23You° spearbearers of the tyrant, why do you° linger?
24Beholding him so high-minded against misery, and not changing at their pity, they led him to the fire:
25then with their wickedly contrived instruments they burnt him on the fire, and poured stinking fluids down into his nostrils.
26And he being at length burnt down to the bones, and about to expire, raised his eyes Godward, and said,
27You know, O God, that when I might have been saved, I am slain for the sake of the law by tortures of fire.
28Be merciful to your people, and be satisfied with the punishment of me on their account.
29Let my blood be a purification for them, and take my life in recompense for theirs.
30Thus speaking, the holy man departed, noble in his torments, and even to the agonies of death resisted in his reasoning for the sake of the law.
31Confessedly, therefore, religious reasoning is master of the passions.
32For had the passions been superior to reasoning, I would have given them the witness of this mastery.
33But now, since reasoning conquered the passions, we befittingly awared it the authority of first place.
34And it is but fair that we should allow, that the power belongs to reasoning, since it masters external miseries.

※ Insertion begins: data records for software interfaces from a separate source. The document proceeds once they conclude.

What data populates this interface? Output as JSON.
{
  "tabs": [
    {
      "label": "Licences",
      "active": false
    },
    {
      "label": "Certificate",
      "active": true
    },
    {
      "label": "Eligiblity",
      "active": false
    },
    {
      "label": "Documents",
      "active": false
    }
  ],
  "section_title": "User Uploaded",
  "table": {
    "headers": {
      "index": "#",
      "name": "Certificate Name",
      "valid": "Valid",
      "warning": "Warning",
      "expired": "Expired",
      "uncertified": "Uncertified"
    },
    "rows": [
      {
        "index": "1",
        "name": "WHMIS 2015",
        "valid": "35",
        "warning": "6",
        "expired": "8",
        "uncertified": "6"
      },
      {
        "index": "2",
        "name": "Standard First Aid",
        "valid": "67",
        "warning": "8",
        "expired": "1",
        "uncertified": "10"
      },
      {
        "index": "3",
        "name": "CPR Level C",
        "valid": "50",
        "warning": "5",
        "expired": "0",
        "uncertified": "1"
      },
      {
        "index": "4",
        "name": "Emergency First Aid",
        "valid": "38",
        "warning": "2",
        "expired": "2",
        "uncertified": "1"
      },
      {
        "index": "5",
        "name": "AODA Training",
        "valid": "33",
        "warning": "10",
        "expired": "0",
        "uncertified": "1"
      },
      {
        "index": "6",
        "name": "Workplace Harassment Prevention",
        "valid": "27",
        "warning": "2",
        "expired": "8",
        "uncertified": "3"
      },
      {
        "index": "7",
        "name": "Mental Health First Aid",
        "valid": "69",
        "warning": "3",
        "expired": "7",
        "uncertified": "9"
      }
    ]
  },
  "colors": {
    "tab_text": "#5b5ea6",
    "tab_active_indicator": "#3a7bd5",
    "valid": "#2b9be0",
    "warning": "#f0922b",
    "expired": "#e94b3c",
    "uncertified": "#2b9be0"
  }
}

35Ridiculous would it be were it not so; and I prove that reasoning has not only mastered pains, but that it is also superior to the pleasures, and withstands them.